── The data ──

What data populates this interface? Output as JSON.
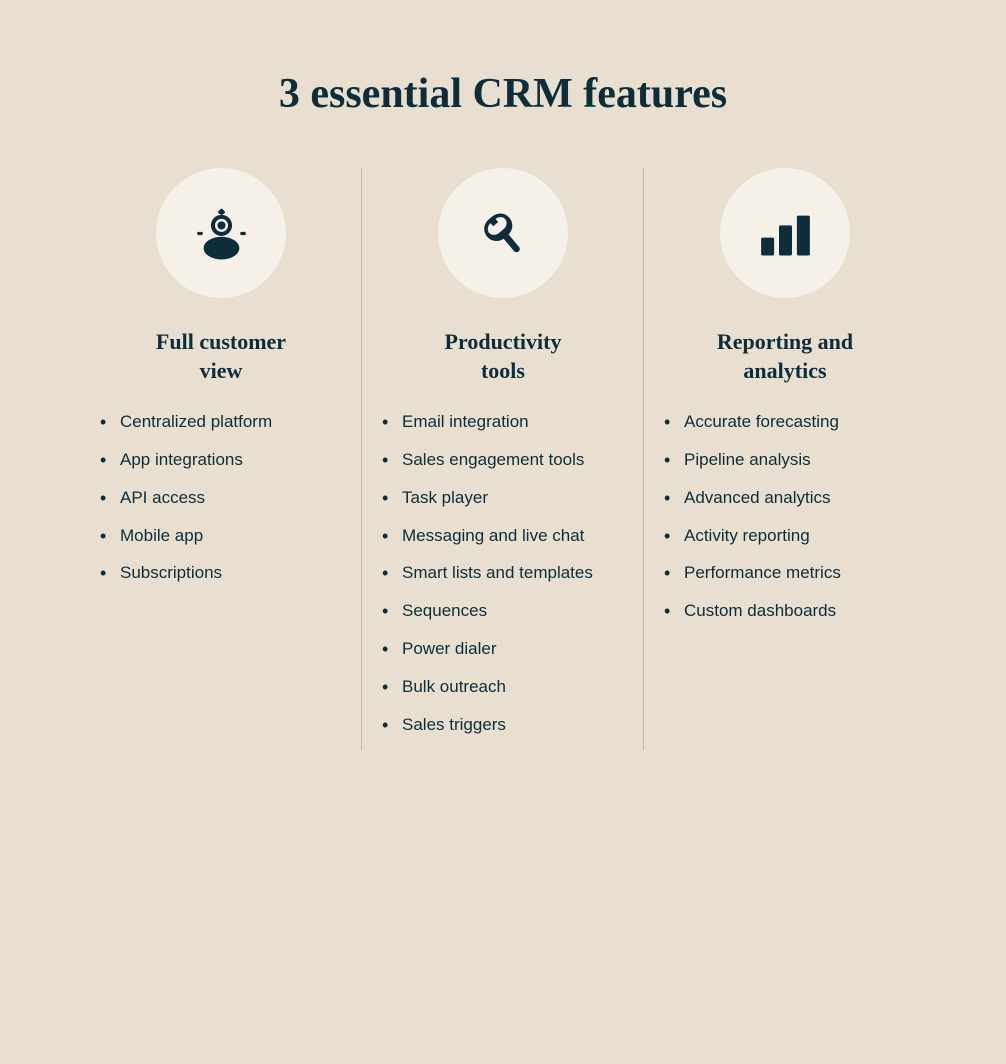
{
  "page": {
    "title": "3 essential CRM features",
    "background_color": "#e8dfd0"
  },
  "columns": [
    {
      "id": "full-customer-view",
      "icon": "person-icon",
      "title": "Full customer\nview",
      "items": [
        "Centralized platform",
        "App integrations",
        "API access",
        "Mobile app",
        "Subscriptions"
      ]
    },
    {
      "id": "productivity-tools",
      "icon": "wrench-icon",
      "title": "Productivity\ntools",
      "items": [
        "Email integration",
        "Sales engagement tools",
        "Task player",
        "Messaging and live chat",
        "Smart lists and templates",
        "Sequences",
        "Power dialer",
        "Bulk outreach",
        "Sales triggers"
      ]
    },
    {
      "id": "reporting-analytics",
      "icon": "chart-icon",
      "title": "Reporting and\nanalytics",
      "items": [
        "Accurate forecasting",
        "Pipeline analysis",
        "Advanced analytics",
        "Activity reporting",
        "Performance metrics",
        "Custom dashboards"
      ]
    }
  ]
}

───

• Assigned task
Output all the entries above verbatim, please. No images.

• Solved problem
What data populates this interface? Output as JSON.
{
  "page": {
    "title": "3 essential CRM features",
    "background_color": "#e8dfd0"
  },
  "columns": [
    {
      "id": "full-customer-view",
      "icon": "person-icon",
      "title": "Full customer\nview",
      "items": [
        "Centralized platform",
        "App integrations",
        "API access",
        "Mobile app",
        "Subscriptions"
      ]
    },
    {
      "id": "productivity-tools",
      "icon": "wrench-icon",
      "title": "Productivity\ntools",
      "items": [
        "Email integration",
        "Sales engagement tools",
        "Task player",
        "Messaging and live chat",
        "Smart lists and templates",
        "Sequences",
        "Power dialer",
        "Bulk outreach",
        "Sales triggers"
      ]
    },
    {
      "id": "reporting-analytics",
      "icon": "chart-icon",
      "title": "Reporting and\nanalytics",
      "items": [
        "Accurate forecasting",
        "Pipeline analysis",
        "Advanced analytics",
        "Activity reporting",
        "Performance metrics",
        "Custom dashboards"
      ]
    }
  ]
}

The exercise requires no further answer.